■ WHAT IS REQUIRED
The answer must consist of each line below that contains the string "Analytics".

■ SOURCE RECORDS
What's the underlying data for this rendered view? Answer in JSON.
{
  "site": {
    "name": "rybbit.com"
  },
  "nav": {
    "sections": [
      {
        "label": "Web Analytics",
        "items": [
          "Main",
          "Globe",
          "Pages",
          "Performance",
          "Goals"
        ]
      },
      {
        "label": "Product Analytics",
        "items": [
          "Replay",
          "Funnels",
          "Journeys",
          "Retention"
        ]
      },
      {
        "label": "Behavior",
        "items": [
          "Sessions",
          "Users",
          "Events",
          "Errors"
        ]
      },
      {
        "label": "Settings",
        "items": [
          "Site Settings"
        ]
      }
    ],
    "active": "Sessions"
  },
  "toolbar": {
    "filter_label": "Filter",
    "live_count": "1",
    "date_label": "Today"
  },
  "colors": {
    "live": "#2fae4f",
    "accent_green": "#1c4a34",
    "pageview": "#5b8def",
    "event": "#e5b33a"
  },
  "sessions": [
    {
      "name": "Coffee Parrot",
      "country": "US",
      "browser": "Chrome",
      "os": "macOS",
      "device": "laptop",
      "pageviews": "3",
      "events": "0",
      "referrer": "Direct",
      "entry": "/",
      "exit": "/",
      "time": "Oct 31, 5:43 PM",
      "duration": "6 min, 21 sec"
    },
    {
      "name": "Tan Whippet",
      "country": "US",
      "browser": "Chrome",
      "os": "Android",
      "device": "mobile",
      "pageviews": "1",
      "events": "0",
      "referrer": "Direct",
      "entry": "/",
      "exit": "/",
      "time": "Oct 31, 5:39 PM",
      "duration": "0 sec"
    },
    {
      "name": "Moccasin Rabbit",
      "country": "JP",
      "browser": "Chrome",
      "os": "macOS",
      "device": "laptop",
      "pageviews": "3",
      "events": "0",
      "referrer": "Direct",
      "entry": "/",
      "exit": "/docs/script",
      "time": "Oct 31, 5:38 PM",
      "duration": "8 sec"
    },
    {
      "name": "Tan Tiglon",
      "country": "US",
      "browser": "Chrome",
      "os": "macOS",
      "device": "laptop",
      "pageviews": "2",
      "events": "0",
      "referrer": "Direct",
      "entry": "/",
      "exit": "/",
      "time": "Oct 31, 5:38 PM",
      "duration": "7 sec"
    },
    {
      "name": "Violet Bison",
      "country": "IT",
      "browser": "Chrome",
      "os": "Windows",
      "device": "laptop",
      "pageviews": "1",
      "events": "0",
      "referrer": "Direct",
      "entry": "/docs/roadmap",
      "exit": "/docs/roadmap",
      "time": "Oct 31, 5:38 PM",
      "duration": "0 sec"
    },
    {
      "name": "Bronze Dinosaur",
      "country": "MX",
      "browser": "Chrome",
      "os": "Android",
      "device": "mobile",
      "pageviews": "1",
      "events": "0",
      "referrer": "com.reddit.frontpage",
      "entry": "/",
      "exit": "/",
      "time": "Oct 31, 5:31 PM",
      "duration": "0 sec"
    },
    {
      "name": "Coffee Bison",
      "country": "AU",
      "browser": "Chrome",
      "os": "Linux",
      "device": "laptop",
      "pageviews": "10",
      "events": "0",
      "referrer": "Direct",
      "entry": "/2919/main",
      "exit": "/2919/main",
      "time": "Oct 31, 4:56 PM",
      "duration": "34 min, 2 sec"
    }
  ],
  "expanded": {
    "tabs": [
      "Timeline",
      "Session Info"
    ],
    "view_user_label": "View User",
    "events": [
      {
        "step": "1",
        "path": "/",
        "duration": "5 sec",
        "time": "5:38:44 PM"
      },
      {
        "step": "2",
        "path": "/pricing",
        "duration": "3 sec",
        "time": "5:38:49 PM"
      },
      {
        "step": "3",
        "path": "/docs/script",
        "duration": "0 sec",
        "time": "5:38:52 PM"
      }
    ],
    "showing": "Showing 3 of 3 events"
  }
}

■ WRITTEN ANSWER
        "label": "Web Analytics",
        "label": "Product Analytics",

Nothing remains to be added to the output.